I was so pleased to have the opportunity to work with the Fat Quarter Shop and Art Gallery Fabrics recently to sew my own Odori quilt, a free pattern and tutorial that uses a specialized ruler to make spider webs.
Here is my Odori, all quilted and bound and ready to be used. Beautiful, right?
For this project, I was allowed to choose any Art Gallery fabric I wanted. I love AG—the colors, the variety of designs, the super-soft hand—and it didn’t take me long to home in on Amy Sinibaldi’s Little Town collection. I have a weakness for Christmas fabric, and Little Town’s tiny houses and pine needles have a longer shelf life than other Christmas lines. Its palette contains gray-blues and pinks that, I think, will allow this quilt to be displayed and used from Thanksgiving through Valentine’s Day. I often gift the quilts I make, but I may have to keep this one for me (even though I just made a Christmas quilt for my family)!
The beauty of the Odori pattern is that it’s easier to assemble than it looks. Following the instructions, I sewed strip sets and used the Creative Grids Spider Web Ruler, provided to me by the Fat Quarter Shop, to cut my wedges. The process was gratifying and I had extra fabric, so even after I completed my six rows for a 50-inch square quilt, I kept sewing. I added two more rows for a rectangular quilt that measures 50 inches by 67 inches. (Note: If you want to supersize your Odori, buy the foreground prints as listed in the pattern and an additional half-yard of the background. Follow the instructions, saving the extra wedges and the ends of the strip sets for use in the two additional rows. You will also need to make an extra strip set with fabrics B, C, and D.)
|I quilted this project with an all-over two-inch grid.|

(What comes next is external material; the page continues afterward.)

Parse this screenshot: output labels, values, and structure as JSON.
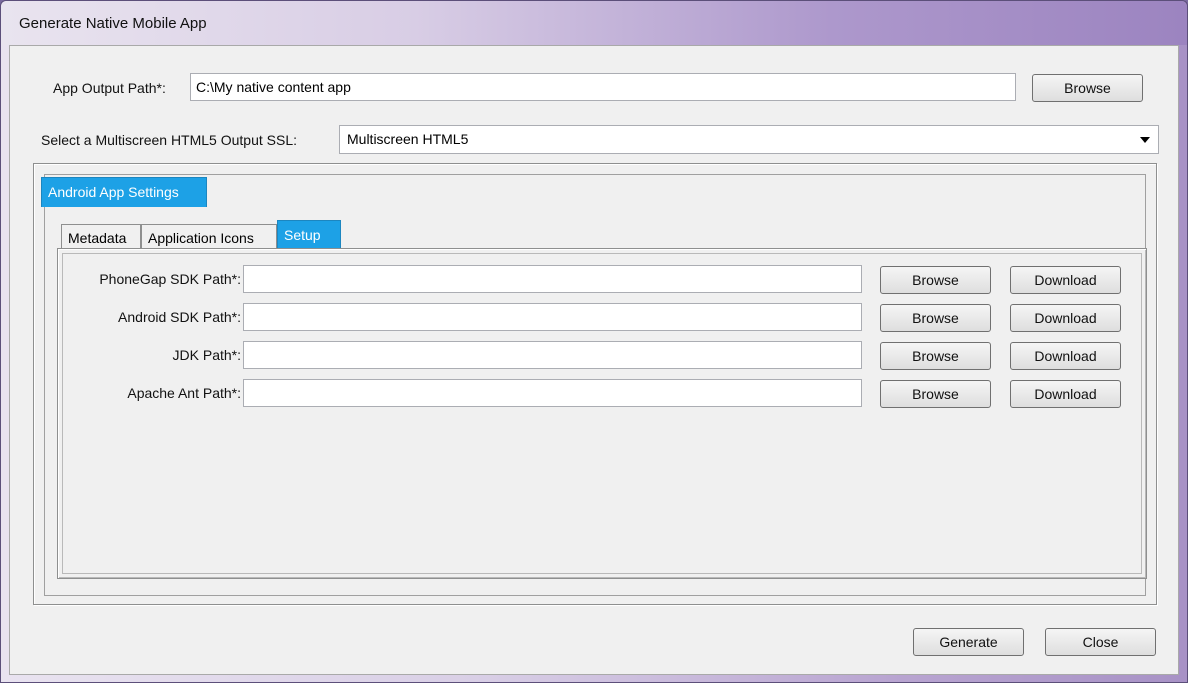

I think the hardest part of the assembly is getting the center points of each block right. Here is how I recommend doing it ...
1. First, place the two halves of a block right sides together, line up the center-most seam with pins, and sew a scant quarter-inch seam through just that intersection. (Don’t sew the entire length of the seam.)
2. Open up the block to see how the points line up. If you aren’t happy with it, unpick the stitches and try again.
3. If you like what you see, place the fabrics right sides together again, pin the other intersections (I like using a pin on either side of the matched-up seams), and sew the entire seam. Be sure to sew right over those initial trial stitches from step 1.
4. Open your block up and press.
Pretty nice, right? I have another example of this shortcut here.
To make your own Odori quilt, head to the Fat Quarter Shop’s Jolly Jabber blog for the free pattern and video tutorial. : )
Linking up to Let’s Bee Social and Needle and Thread Thursday ...